The unusual alliance between pro-Russian and pro-European political forces, which seemed to herald the beginning of a new era of de-geopoliticisation in the region, has ended. At light speed, an informal coalition of pro-Russians and the so-called Democratic Party elected a new, officially technocratic, yet factually highly political government. Following these evolutions, Moldova continues to be a captured state that has only changed its master. The most recent events raise significant concerns regarding the country’s future commitment towards the rule of law and anti-corruption reforms.
An unlikely coalition of the pro-Russian PSRM (the Socialists) and the pro-European ACUM (Romanian for “now”) emerged in the midst of the constitutional crisis of June 2019 following the parliamentary elections of 24 February to oust the oligarch Vladimir Plahotniuc. Since 2009 Democratic Party chairman Plahotniuc managed to capture the main state institutions. In a rare act of international consensus in the region, the EU, Russia and the United States supported the new government.

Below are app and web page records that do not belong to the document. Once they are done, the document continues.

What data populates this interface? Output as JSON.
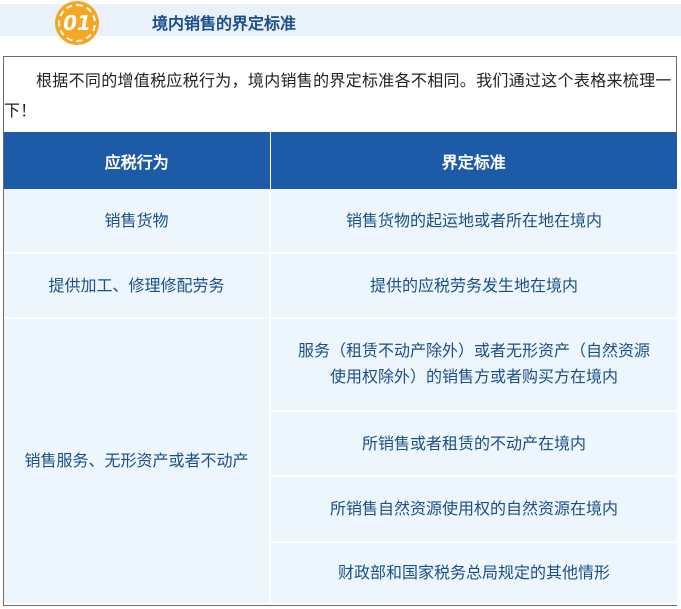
{
  "section": {
    "number": "01",
    "title": "境内销售的界定标准"
  },
  "intro": "根据不同的增值税应税行为，境内销售的界定标准各不相同。我们通过这个表格来梳理一下！",
  "table": {
    "headers": [
      "应税行为",
      "界定标准"
    ],
    "rows": [
      {
        "behavior": "销售货物",
        "standard": "销售货物的起运地或者所在地在境内"
      },
      {
        "behavior": "提供加工、修理修配劳务",
        "standard": "提供的应税劳务发生地在境内"
      },
      {
        "behavior": "销售服务、无形资产或者不动产",
        "standards": [
          "服务（租赁不动产除外）或者无形资产（自然资源使用权除外）的销售方或者购买方在境内",
          "所销售或者租赁的不动产在境内",
          "所销售自然资源使用权的自然资源在境内",
          "财政部和国家税务总局规定的其他情形"
        ]
      }
    ]
  },
  "colors": {
    "header_bg": "#1d5aa7",
    "cell_bg": "#eef6fd",
    "cell_text": "#1b4f86",
    "badge": "#f5a623",
    "title_text": "#1a4f8b"
  }
}
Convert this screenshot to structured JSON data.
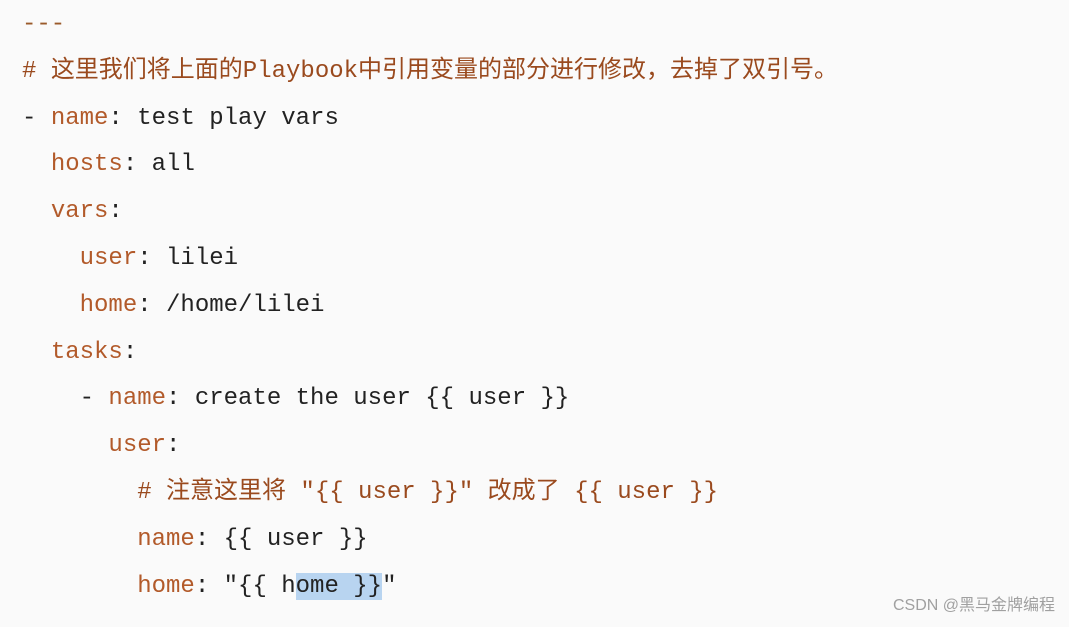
{
  "lines": {
    "l0_dashes": "---",
    "l1_hash": "# ",
    "l1_comment": "这里我们将上面的Playbook中引用变量的部分进行修改，去掉了双引号。",
    "l2_prefix": "- ",
    "l2_key": "name",
    "l2_val": " test play vars",
    "l3_ind": "  ",
    "l3_key": "hosts",
    "l3_val": " all",
    "l4_ind": "  ",
    "l4_key": "vars",
    "l5_ind": "    ",
    "l5_key": "user",
    "l5_val": " lilei",
    "l6_ind": "    ",
    "l6_key": "home",
    "l6_val": " /home/lilei",
    "l7_ind": "  ",
    "l7_key": "tasks",
    "l8_ind": "    ",
    "l8_dash": "- ",
    "l8_key": "name",
    "l8_val": " create the user {{ user }}",
    "l9_ind": "      ",
    "l9_key": "user",
    "l10_ind": "        ",
    "l10_hash": "# ",
    "l10_comment": "注意这里将 \"{{ user }}\" 改成了 {{ user }}",
    "l11_ind": "        ",
    "l11_key": "name",
    "l11_val": " {{ user }}",
    "l12_ind": "        ",
    "l12_key": "home",
    "l12_sp": " ",
    "l12_q1": "\"",
    "l12_pre": "{{ h",
    "l12_hi": "ome }}",
    "l12_q2": "\""
  },
  "watermark": "CSDN @黑马金牌编程"
}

Led by ACUM’s Maia Sandu, this government managed to improve relations with the West significantly. Sandu’s credibility as a reform-minded politician opened doors in Brussels, Washington and major European capitals and led to financial support. After the EU had frozen the macro-financial assistance in 2018 due to the bad political situation, the European Commission relaunched the disbursement as “an expression of support for the implementation of key reforms to improve democratic standards and protect the rule of law”. Also, the International Monetary Fund (IMF) approved a loan tranche arguing that Moldova had made progress on its reform agenda and achieved macroeconomic stability.
In the context of the ACUM-dominated government’s top priority to cleanse the country from corruption and establish an independent judiciary, the mechanism for appointing Moldova’s General Prosecutor (GP) became the centerpiece of reform. The General Prosecutor’s Office (GPO) is of overwhelming importance in the Moldovan judicial system. In the past, an entirely obedient GPO had served as Mr Plahotniuc’s spearhead against political opponents and cloak for corruption schemes. According to the Constitution, the GPO contributes “to the administration of justice and to the defense of the rights, freedoms and legitimate interests of the individual, of the society and of the state”. Plahotniuc had misused the largely corrupt GPO as a cue ball of political and personal interests.